In this box, change the path to /tags/release-1.1 .  This is what you’re going to create the tag as.  Note that your source data is from the trunk.  Enter an appropriate log message, and hit OK.  Creating a tag from existing committed data is very fast, and takes very little disk space.  You can select ‘HEAD revision’ to definitely create the tag from the head revision, otherwise it’ll use whatever revision you currently have checked out to make the tag.  Or the working copy of the data (which may have uncommitted changes).

If you now go into the Repo Browser you’ll see your created tags under /tags .

Reverting to the currently checked out revision

Let’s say you accidentally blew up some files, or a patch went bad or similar.  There’s a few ways you can revert effectively, but you need to be able to revert a few kinds of changes;

  • Files that were modified
  • Files that were deleted
  • Files that were added

Now, by definition all files that were added will be unversioned.  So, right click on your game folder, click TortoiseSVN, then click Revert.  Check ‘Select all’ to make sure everything’s selected and review the list.  Now click ‘Delete unversioned items’ review that list, and hit OK to clear out any items that were added by accident.  Finally, hit OK on the Revert dialog box to revert back to the checked out revision.

Your install is now back the way it was.  Easy!

Reverting to a different tag

Let’s say that you need to (for some reason) roll back to a whole different release you previously tagged.  First, make sure that your currently checked out working copy is all committed and OK, since it’s going to go away in a moment.

Right click on the game folder, then click TortoiseSVN, Switch.  Click the ‘…’ next to the dialog box, and go find the tag you want to switch to.  Hit OK, and your working copy will change to the tagged release.

WARNING!  When you switch, your working copy is no longer of the trunk revision!  It’s now of the tagged revision!  This means that if you commit any changes, they will be commited to the tag, not to the trunk.  This is probably not what you want.  Then again, it may be.  Just be aware that a switched working copy is no longer of your trunk, and that tags aren’t necessarily static.  Note that at any time, you can review the commit log for the trunk or a tag so you can review what was changed.  This is why messages are so important.

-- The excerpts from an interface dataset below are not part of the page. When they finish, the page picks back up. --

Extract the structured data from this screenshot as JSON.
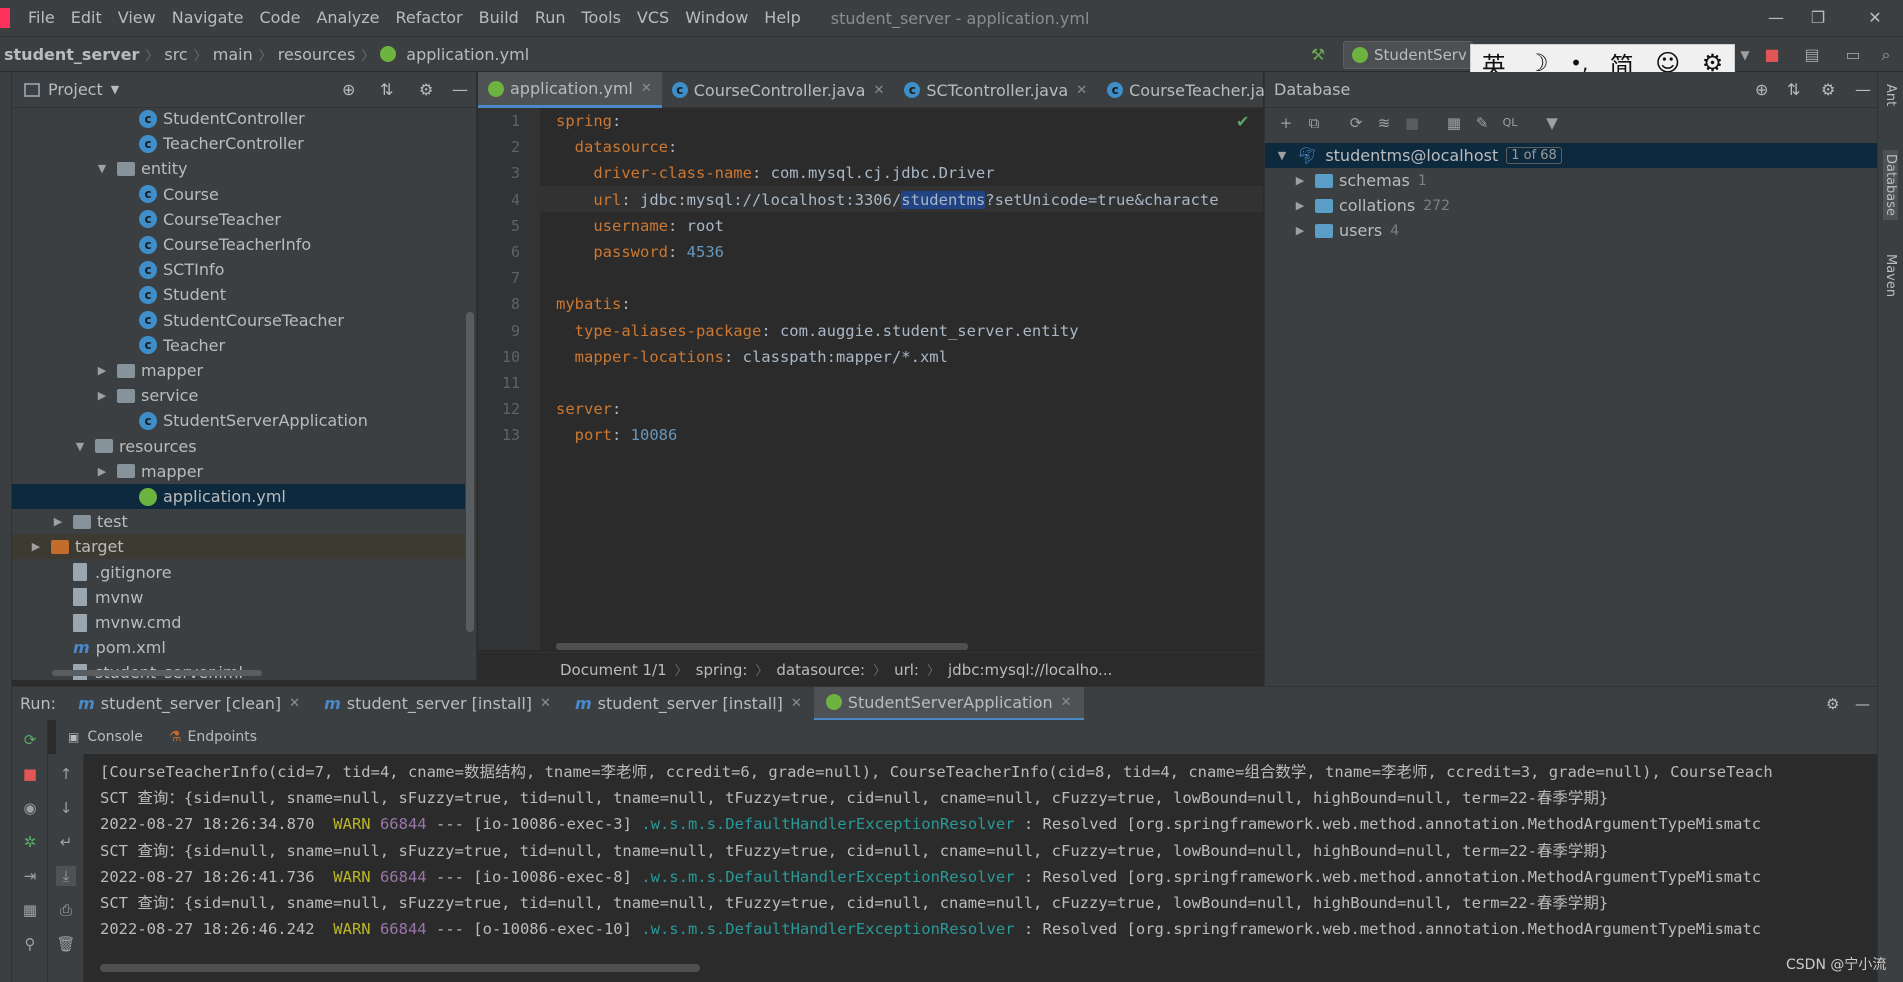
{
  "menubar": {
    "items": [
      "File",
      "Edit",
      "View",
      "Navigate",
      "Code",
      "Analyze",
      "Refactor",
      "Build",
      "Run",
      "Tools",
      "VCS",
      "Window",
      "Help"
    ],
    "window_title": "student_server - application.yml"
  },
  "navbar": {
    "crumbs": [
      "student_server",
      "src",
      "main",
      "resources",
      "application.yml"
    ],
    "run_config": "StudentServ"
  },
  "ime": {
    "lang": "英",
    "moon": "☽",
    "punct": "•,",
    "simp": "简",
    "emoji": "☺",
    "gear": "⚙"
  },
  "project": {
    "title": "Project",
    "tree": [
      {
        "label": "StudentController",
        "kind": "class",
        "indent": 5,
        "chev": ""
      },
      {
        "label": "TeacherController",
        "kind": "class",
        "indent": 5,
        "chev": ""
      },
      {
        "label": "entity",
        "kind": "package",
        "indent": 4,
        "chev": "down"
      },
      {
        "label": "Course",
        "kind": "class",
        "indent": 5,
        "chev": ""
      },
      {
        "label": "CourseTeacher",
        "kind": "class",
        "indent": 5,
        "chev": ""
      },
      {
        "label": "CourseTeacherInfo",
        "kind": "class",
        "indent": 5,
        "chev": ""
      },
      {
        "label": "SCTInfo",
        "kind": "class",
        "indent": 5,
        "chev": ""
      },
      {
        "label": "Student",
        "kind": "class",
        "indent": 5,
        "chev": ""
      },
      {
        "label": "StudentCourseTeacher",
        "kind": "class",
        "indent": 5,
        "chev": ""
      },
      {
        "label": "Teacher",
        "kind": "class",
        "indent": 5,
        "chev": ""
      },
      {
        "label": "mapper",
        "kind": "package",
        "indent": 4,
        "chev": "right"
      },
      {
        "label": "service",
        "kind": "package",
        "indent": 4,
        "chev": "right"
      },
      {
        "label": "StudentServerApplication",
        "kind": "springclass",
        "indent": 5,
        "chev": ""
      },
      {
        "label": "resources",
        "kind": "folder",
        "indent": 3,
        "chev": "down"
      },
      {
        "label": "mapper",
        "kind": "folder",
        "indent": 4,
        "chev": "right"
      },
      {
        "label": "application.yml",
        "kind": "yml",
        "indent": 5,
        "chev": ""
      },
      {
        "label": "test",
        "kind": "folder",
        "indent": 2,
        "chev": "right"
      },
      {
        "label": "target",
        "kind": "orangefolder",
        "indent": 1,
        "chev": "right"
      },
      {
        "label": ".gitignore",
        "kind": "file",
        "indent": 2,
        "chev": ""
      },
      {
        "label": "mvnw",
        "kind": "file",
        "indent": 2,
        "chev": ""
      },
      {
        "label": "mvnw.cmd",
        "kind": "file",
        "indent": 2,
        "chev": ""
      },
      {
        "label": "pom.xml",
        "kind": "maven",
        "indent": 2,
        "chev": ""
      },
      {
        "label": "student_server.iml",
        "kind": "file",
        "indent": 2,
        "chev": ""
      }
    ]
  },
  "editor_tabs": [
    {
      "label": "application.yml",
      "active": true
    },
    {
      "label": "CourseController.java",
      "active": false
    },
    {
      "label": "SCTcontroller.java",
      "active": false
    },
    {
      "label": "CourseTeacher.ja",
      "active": false
    }
  ],
  "editor": {
    "line_numbers": [
      "1",
      "2",
      "3",
      "4",
      "5",
      "6",
      "7",
      "8",
      "9",
      "10",
      "11",
      "12",
      "13"
    ],
    "lines": [
      [
        {
          "t": "spring",
          "c": "k"
        },
        {
          "t": ":",
          "c": "v"
        }
      ],
      [
        {
          "t": "  datasource",
          "c": "k"
        },
        {
          "t": ":",
          "c": "v"
        }
      ],
      [
        {
          "t": "    driver-class-name",
          "c": "k"
        },
        {
          "t": ": com.mysql.cj.jdbc.Driver",
          "c": "v"
        }
      ],
      [
        {
          "t": "    url",
          "c": "k"
        },
        {
          "t": ": jdbc:mysql://localhost:3306/",
          "c": "v"
        },
        {
          "t": "studentms",
          "c": "v hl"
        },
        {
          "t": "?setUnicode=true&characte",
          "c": "v"
        }
      ],
      [
        {
          "t": "    username",
          "c": "k"
        },
        {
          "t": ": root",
          "c": "v"
        }
      ],
      [
        {
          "t": "    password",
          "c": "k"
        },
        {
          "t": ": ",
          "c": "v"
        },
        {
          "t": "4536",
          "c": "n"
        }
      ],
      [],
      [
        {
          "t": "mybatis",
          "c": "k"
        },
        {
          "t": ":",
          "c": "v"
        }
      ],
      [
        {
          "t": "  type-aliases-package",
          "c": "k"
        },
        {
          "t": ": com.auggie.student_server.entity",
          "c": "v"
        }
      ],
      [
        {
          "t": "  mapper-locations",
          "c": "k"
        },
        {
          "t": ": classpath:mapper/*.xml",
          "c": "v"
        }
      ],
      [],
      [
        {
          "t": "server",
          "c": "k"
        },
        {
          "t": ":",
          "c": "v"
        }
      ],
      [
        {
          "t": "  port",
          "c": "k"
        },
        {
          "t": ": ",
          "c": "v"
        },
        {
          "t": "10086",
          "c": "n"
        }
      ]
    ],
    "breadcrumb": [
      "Document 1/1",
      "spring:",
      "datasource:",
      "url:",
      "jdbc:mysql://localho..."
    ]
  },
  "database": {
    "title": "Database",
    "root": {
      "label": "studentms@localhost",
      "badge": "1 of 68"
    },
    "children": [
      {
        "label": "schemas",
        "count": "1"
      },
      {
        "label": "collations",
        "count": "272"
      },
      {
        "label": "users",
        "count": "4"
      }
    ]
  },
  "right_stripe": [
    "Ant",
    "Database",
    "Maven"
  ],
  "run": {
    "label": "Run:",
    "tabs": [
      {
        "label": "student_server [clean]",
        "active": false
      },
      {
        "label": "student_server [install]",
        "active": false
      },
      {
        "label": "student_server [install]",
        "active": false
      },
      {
        "label": "StudentServerApplication",
        "active": true
      }
    ],
    "subtabs": [
      "Console",
      "Endpoints"
    ],
    "console": [
      [
        {
          "t": "[CourseTeacherInfo(cid=7, tid=4, cname=数据结构, tname=李老师, ccredit=6, grade=null), CourseTeacherInfo(cid=8, tid=4, cname=组合数学, tname=李老师, ccredit=3, grade=null), CourseTeach",
          "c": ""
        }
      ],
      [
        {
          "t": "SCT 查询：{sid=null, sname=null, sFuzzy=true, tid=null, tname=null, tFuzzy=true, cid=null, cname=null, cFuzzy=true, lowBound=null, highBound=null, term=22-春季学期}",
          "c": ""
        }
      ],
      [
        {
          "t": "2022-08-27 18:26:34.870  ",
          "c": ""
        },
        {
          "t": "WARN",
          "c": "warn"
        },
        {
          "t": " ",
          "c": ""
        },
        {
          "t": "66844",
          "c": "pid"
        },
        {
          "t": " --- [io-10086-exec-3] ",
          "c": ""
        },
        {
          "t": ".w.s.m.s.DefaultHandlerExceptionResolver",
          "c": "cls"
        },
        {
          "t": " : Resolved [org.springframework.web.method.annotation.MethodArgumentTypeMismatc",
          "c": ""
        }
      ],
      [
        {
          "t": "SCT 查询：{sid=null, sname=null, sFuzzy=true, tid=null, tname=null, tFuzzy=true, cid=null, cname=null, cFuzzy=true, lowBound=null, highBound=null, term=22-春季学期}",
          "c": ""
        }
      ],
      [
        {
          "t": "2022-08-27 18:26:41.736  ",
          "c": ""
        },
        {
          "t": "WARN",
          "c": "warn"
        },
        {
          "t": " ",
          "c": ""
        },
        {
          "t": "66844",
          "c": "pid"
        },
        {
          "t": " --- [io-10086-exec-8] ",
          "c": ""
        },
        {
          "t": ".w.s.m.s.DefaultHandlerExceptionResolver",
          "c": "cls"
        },
        {
          "t": " : Resolved [org.springframework.web.method.annotation.MethodArgumentTypeMismatc",
          "c": ""
        }
      ],
      [
        {
          "t": "SCT 查询：{sid=null, sname=null, sFuzzy=true, tid=null, tname=null, tFuzzy=true, cid=null, cname=null, cFuzzy=true, lowBound=null, highBound=null, term=22-春季学期}",
          "c": ""
        }
      ],
      [
        {
          "t": "2022-08-27 18:26:46.242  ",
          "c": ""
        },
        {
          "t": "WARN",
          "c": "warn"
        },
        {
          "t": " ",
          "c": ""
        },
        {
          "t": "66844",
          "c": "pid"
        },
        {
          "t": " --- [o-10086-exec-10] ",
          "c": ""
        },
        {
          "t": ".w.s.m.s.DefaultHandlerExceptionResolver",
          "c": "cls"
        },
        {
          "t": " : Resolved [org.springframework.web.method.annotation.MethodArgumentTypeMismatc",
          "c": ""
        }
      ]
    ]
  },
  "watermark": "CSDN @宁小流",
  "colors": {
    "accent": "#4a88c7",
    "keyword": "#cc7832",
    "number": "#6897bb",
    "warn": "#bbb529",
    "class": "#299999",
    "selection": "#0d293e"
  }
}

To change back to the trunk, repeat the process, but select ‘/trunk’ as the path.  Select ‘HEAD revision’ to make sure you get the latest revision of the trunk.

Conclusions

With those basic processes, you can use TortoiseSVN to manage updates and do version control for all sorts of things – including game files which are largely binary.  The basic scenarios you’ll need to handle with SVN are;

  • Saving a working game update:  Commit, then Tag the HEAD revision appropriately.
  • Reverting broken, uncommitted changes to the HEAD revision:  Revert, selecting to delete all unversioned files.
  • Switching to a previously tagged release:  Switch to the tag you made.  Keep in mind that your working copy is now the tag, not the trunk.

Have fun!